Signing Day, Schmiming Day


Good thing there wasn't another hat. (image: nationalfootballauthority.com)

Every year signing day gets bigger and bigger. Espn has bought in fully devoting an entire channel to covering a bunch of 18 year olds making decisions about their football futures and people soak it up. This year was no different as we saw all the different versions of the timeless children’s games “which hat do I choose?” and “what tie is under my jacket?” replayed 24/7. There’s just nothing like watching a bunch of young men sit at tables surrounded by as many people as they can cram into the viewfinder who are programmed to erupt no matter what school is picked and given the gift having this player on their team. But is all the celebration really worth it? Not a chance. Putting stock into what takes place on signing day is just about as wise as putting stock in Enron at this point. Hit the jump to see why it just doesn’t really matter.

Let’s just admit it now. Signing day is nothing but another excuse for every fan of their team to take a day and get excited about what the future may hold. For teams who end up with top classes, fans get to think about how much more they’re going to dominate. For teams coming off less than stellar seasons, signing day is the opportunity to dream about what next year could bring. But if most people were honest, they don’t know jack about what signing day really means for their teams and that’s because it’s impossible to have any idea.

Q: What do these programs have in common: Tennessee, UCLA, Michigan, Clemson, Notre Dame, South Carolina, Penn State. Miami?

A: Each has been ranked in the top ten signing classes over the last five years and all have had less than what anyone would call super success. This is best seen in Notre Dame, Michigan, and Miami who are a combined 104-86 from 2006-2010, which puts them right at a 55% winning. That might explain the coaching carousels that these schools have become. (To be fair, also included in the top ten signing classes over those same years are USC, Alabama, Texas, Florida, Oklahoma, Ohio State, etc. but they don’t help my argument so let’s just ignore them!)

While having the greatest athletes year after year sign with the college of your choice is clearly not a bad thing, it doesn’t guarantee success down the line for any program. Don’t get me wrong, I’m not opposed to Kansas State having the number 1 class from here until eternity but there are so many factors that determine success other than rank of class. To make my point, only two of those factors need to be examined.

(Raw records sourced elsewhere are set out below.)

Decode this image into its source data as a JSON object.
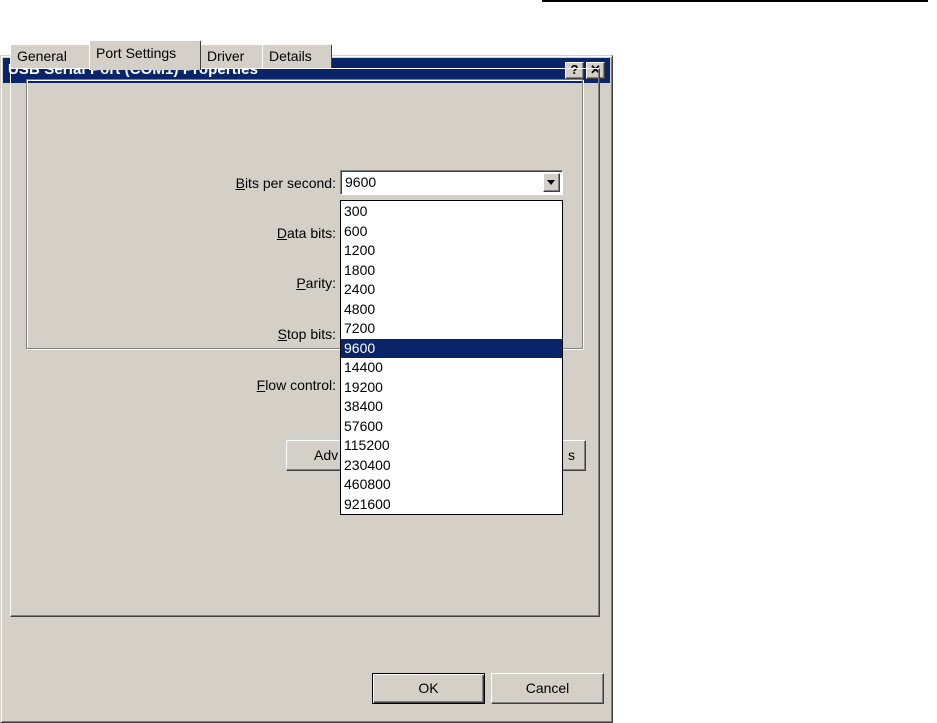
{
  "window": {
    "title": "USB Serial Port (COM1) Properties",
    "help_label": "?",
    "close_label": "✕"
  },
  "tabs": [
    {
      "label": "General",
      "active": false
    },
    {
      "label": "Port Settings",
      "active": true
    },
    {
      "label": "Driver",
      "active": false
    },
    {
      "label": "Details",
      "active": false
    }
  ],
  "fields": {
    "bits_per_second": {
      "key": "B",
      "rest": "its per second:",
      "value": "9600"
    },
    "data_bits": {
      "key": "D",
      "rest": "ata bits:"
    },
    "parity": {
      "key": "P",
      "rest": "arity:"
    },
    "stop_bits": {
      "key": "S",
      "rest": "top bits:"
    },
    "flow_control": {
      "key": "F",
      "rest": "low control:"
    }
  },
  "dropdown": {
    "options": [
      "300",
      "600",
      "1200",
      "1800",
      "2400",
      "4800",
      "7200",
      "9600",
      "14400",
      "19200",
      "38400",
      "57600",
      "115200",
      "230400",
      "460800",
      "921600"
    ],
    "selected": "9600"
  },
  "buttons": {
    "advanced_visible": "Adv",
    "advanced_tail": "s",
    "ok": "OK",
    "cancel": "Cancel"
  }
}
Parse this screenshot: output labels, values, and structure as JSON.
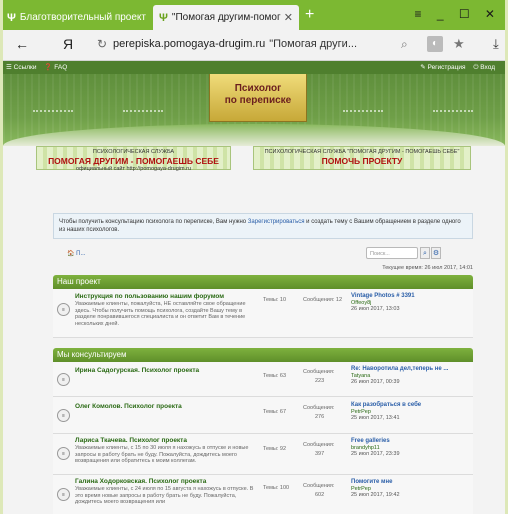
{
  "browser": {
    "tabs": [
      {
        "label": "Благотворительный проект"
      },
      {
        "label": "\"Помогая другим-помог"
      }
    ],
    "url_domain": "perepiska.pomogaya-drugim.ru",
    "url_title": "\"Помогая други..."
  },
  "topnav": {
    "links_label": "Ссылки",
    "faq_label": "FAQ",
    "register_label": "Регистрация",
    "login_label": "Вход"
  },
  "header": {
    "logo_line1": "Психолог",
    "logo_line2": "по переписке"
  },
  "banners": {
    "b1_small": "ПСИХОЛОГИЧЕСКАЯ СЛУЖБА",
    "b1_big": "ПОМОГАЯ ДРУГИМ - ПОМОГАЕШЬ СЕБЕ",
    "b1_site": "официальный сайт http://pomogaya-drugim.ru",
    "b2_small": "ПСИХОЛОГИЧЕСКАЯ СЛУЖБА \"ПОМОГАЯ ДРУГИМ - ПОМОГАЕШЬ СЕБЕ\"",
    "b2_big": "ПОМОЧЬ ПРОЕКТУ"
  },
  "notice": {
    "text_before": "Чтобы получить консультацию психолога по переписке, Вам нужно ",
    "link": "Зарегистрироваться",
    "text_after": " и создать тему с Вашим обращением в разделе одного из наших психологов."
  },
  "breadcrumb": {
    "home_label": "П..."
  },
  "search": {
    "placeholder": "Поиск..."
  },
  "time": "Текущее время: 26 июл 2017, 14:01",
  "sections": [
    {
      "title": "Наш проект",
      "forums": [
        {
          "title": "Инструкция по пользованию нашим форумом",
          "desc": "Уважаемые клиенты, пожалуйста, НЕ оставляйте свое обращение здесь. Чтобы получить помощь психолога, создайте Вашу тему в разделе понравившегося специалиста и он ответит Вам в течение нескольких дней.",
          "topics": "Темы: 10",
          "posts": "Сообщения: 12",
          "last_title": "Vintage Photos # 3391",
          "last_user": "Offeoy8j",
          "last_date": "26 июл 2017, 13:03"
        }
      ]
    },
    {
      "title": "Мы консультируем",
      "forums": [
        {
          "title": "Ирина Садогурская. Психолог проекта",
          "desc": "",
          "topics": "Темы: 63",
          "posts": "Сообщения:",
          "posts_n": "223",
          "last_title": "Re: Наворотила дел,теперь не ...",
          "last_user": "Tatyana",
          "last_date": "26 июл 2017, 00:39"
        },
        {
          "title": "Олег Комолов. Психолог проекта",
          "desc": "",
          "topics": "Темы: 67",
          "posts": "Сообщения:",
          "posts_n": "276",
          "last_title": "Как разобраться в себе",
          "last_user": "PetrPep",
          "last_date": "25 июл 2017, 13:41"
        },
        {
          "title": "Лариса Ткачева. Психолог проекта",
          "desc": "Уважаемые клиенты, с 15 по 30 июля я нахожусь в отпуске и новые запросы в работу брать не буду. Пожалуйста, дождитесь моего возвращения или обратитесь к моим коллегам.",
          "topics": "Темы: 92",
          "posts": "Сообщения:",
          "posts_n": "397",
          "last_title": "Free galleries",
          "last_user": "brandyhp11",
          "last_date": "25 июл 2017, 23:39"
        },
        {
          "title": "Галина Ходорковская. Психолог проекта",
          "desc": "Уважаемые клиенты, с 24 июля по 15 августа я нахожусь в отпуске. В это время новые запросы в работу брать не буду. Пожалуйста, дождитесь моего возвращения или",
          "topics": "Темы: 100",
          "posts": "Сообщения:",
          "posts_n": "602",
          "last_title": "Помогите мне",
          "last_user": "PetrPep",
          "last_date": "25 июл 2017, 19:42"
        }
      ]
    }
  ],
  "colors": {
    "accent": "#7cb832",
    "category": "#6a9e32",
    "link": "#2a5ea8"
  }
}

1. Level of play: Signing day is the day when a bunch of 17-18 year olds go from being one of the top, if not the top athlete on the field to just another athlete among many. Ask any freshman what the biggest change from high school to college is and they’ll tell you something like the size of the players or the speed of the game. That’s why names like Ciatrick Faison, Bobby Morton, Joe Cohen, Andre Caldwell, Keith Rivers, Webster Patrick, Antone Smith, and Ryan Perrilloux probably don’t ring a lot of bells. (Those were the #1 & #2 ranked recruits from 2002 to 2005) A kid who may have owned the field as a junior and senior in high school may lose his advantage when things are evened out a bit. No one can predict which player is going to continue his dominance at the college level. Many have tried, and many have failed.

2. Coaching: Coaches who can recruit are much different than coaches that can coach. Plenty of guys can go into a kid’s living room and promise him and his parents the moon. They flash their facilities, their boosters, and their tradition (academics if absolutely necessary) as much as possible hoping that the teenager will be blown away and sign up. When those same players show up for spring practice it becomes a whole new animal. Sometimes the players respond to the nuances of the coaching staff and sometimes they don’t. Every end of season brings a slew of transfers to prove it. Even if the coaching style fits perfectly with the player, there’s no assurance that the coach is going to be around for their entire career. A coaching change can come at any moment in college football and that can set a kid back years in his football ability and make a number one into someone forgotten. On the flip side, a talented coach can take kids that most schools passed over into a force to be reckoned with on the field. For every top player that fizzles out, there’s a walk on – turned scholarship athlete – turned draft pick. A perfect example is going to be seeing plenty of action this Sunday in Dallas.

Throw in the other factors of academics, time management, home sickness, college parties, boosters, position competition, etc and any athlete can have a hard time. Actually, the more you think about it, any guy who can make it through four complete years of college and maintain a high level of play is a success no matter what takes place at the next level.

So have your signing day fun. Go nuts and brag like mad when your school gets the number one class. Veg out in front of espn, esp2, espnU, espn3, espn.com, espndesportes, and espneastpacificislands. Post on facebook how good it’s all going to be next season. But don’t forget… there’s some team with a sub top 50 recruiting class that just waiting to kick the crap out of you blue chippers!

Tags: Recruiting